■ WORK ORDER ■
Identify every line in the records below that contains the word "cdsTerm", and reproduce each one.

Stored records
==============================

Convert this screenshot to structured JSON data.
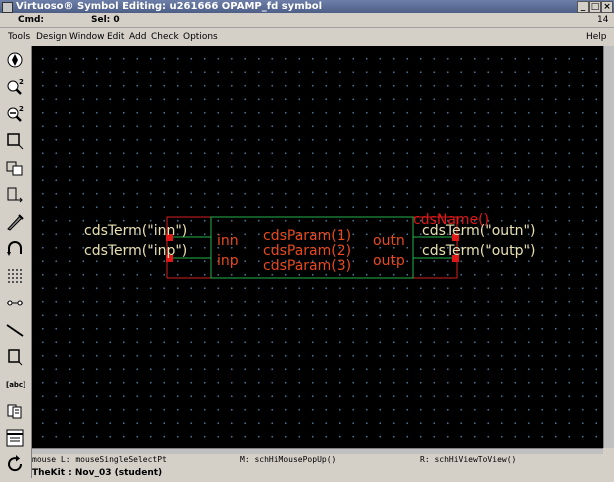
{
  "window": {
    "title": "Virtuoso® Symbol Editing: u261666 OPAMP_fd symbol",
    "minimize": "_",
    "maximize": "□",
    "close": "×"
  },
  "cmdbar": {
    "cmd_label": "Cmd:",
    "sel_label": "Sel: 0",
    "number": "14"
  },
  "menu": {
    "items": [
      "Tools",
      "Design",
      "Window",
      "Edit",
      "Add",
      "Check",
      "Options"
    ],
    "help": "Help"
  },
  "toolbar": {
    "tools": [
      "zoom-fit",
      "zoom-in",
      "zoom-out",
      "stretch",
      "copy",
      "move",
      "delete",
      "undo",
      "property",
      "pin",
      "wire",
      "rectangle",
      "label",
      "save",
      "redraw"
    ]
  },
  "symbol": {
    "terms_left": [
      "cdsTerm(\"inn\")",
      "cdsTerm(\"inp\")"
    ],
    "terms_right": [
      "cdsTerm(\"outn\")",
      "cdsTerm(\"outp\")"
    ],
    "pins_left": [
      "inn",
      "inp"
    ],
    "pins_right": [
      "outn",
      "outp"
    ],
    "params": [
      "cdsParam(1)",
      "cdsParam(2)",
      "cdsParam(3)"
    ],
    "instance_name": "cdsName()"
  },
  "status": {
    "left": "mouse L: mouseSingleSelectPt",
    "mid": "M: schHiMousePopUp()",
    "right": "R: schHiViewToView()"
  },
  "footer": {
    "kit": "TheKit : Nov_03  (student)"
  },
  "colors": {
    "canvas_bg": "#000000",
    "label_text": "#e8e0b0",
    "pin_text": "#e84a1c",
    "body_outline": "#23b24a",
    "selection_box": "#d42020"
  }
}
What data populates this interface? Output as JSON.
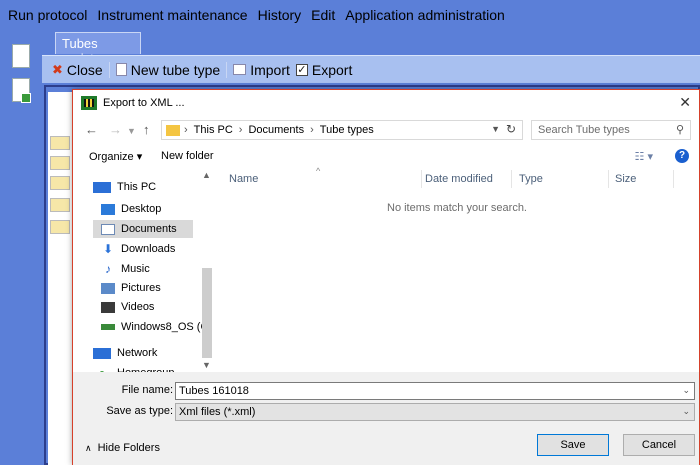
{
  "menubar": {
    "items": [
      "Run protocol",
      "Instrument maintenance",
      "History",
      "Edit",
      "Application administration"
    ]
  },
  "app": {
    "tab": "Tubes register",
    "toolbar": {
      "close_label": "Close",
      "new_label": "New tube type",
      "import_label": "Import",
      "export_label": "Export",
      "export_checked": true
    }
  },
  "dialog": {
    "title": "Export to XML ...",
    "close_glyph": "✕",
    "address": {
      "crumbs": [
        "This PC",
        "Documents",
        "Tube types"
      ]
    },
    "search_placeholder": "Search Tube types",
    "command_bar": {
      "organize": "Organize ▾",
      "new_folder": "New folder"
    },
    "nav_items": [
      {
        "label": "This PC",
        "icon": "computer-icon",
        "color": "#2b6fd6"
      },
      {
        "label": "Desktop",
        "icon": "desktop-icon",
        "color": "#2b7ad9"
      },
      {
        "label": "Documents",
        "icon": "documents-icon",
        "color": "#6d8ab5",
        "selected": true
      },
      {
        "label": "Downloads",
        "icon": "download-icon",
        "color": "#2b73d9"
      },
      {
        "label": "Music",
        "icon": "music-icon",
        "color": "#2463c9"
      },
      {
        "label": "Pictures",
        "icon": "pictures-icon",
        "color": "#5b8ac9"
      },
      {
        "label": "Videos",
        "icon": "videos-icon",
        "color": "#3a3a3a"
      },
      {
        "label": "Windows8_OS (C",
        "icon": "drive-icon",
        "color": "#3a8a3a"
      },
      {
        "label": "Network",
        "icon": "network-icon",
        "color": "#2b6fd6"
      },
      {
        "label": "Homegroup",
        "icon": "homegroup-icon",
        "color": "#3a9a3a"
      }
    ],
    "columns": [
      "Name",
      "Date modified",
      "Type",
      "Size"
    ],
    "empty_message": "No items match your search.",
    "file_name_label": "File name:",
    "file_name_value": "Tubes 161018",
    "save_type_label": "Save as type:",
    "save_type_value": "Xml files (*.xml)",
    "hide_folders": "Hide Folders",
    "save_button": "Save",
    "cancel_button": "Cancel"
  }
}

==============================

■ SOLUTION FOR THIS TASK ■
      "cdsTerm(\"inn\")",
      "cdsTerm(\"inp\")"
      "cdsTerm(\"outn\")",
      "cdsTerm(\"outp\")"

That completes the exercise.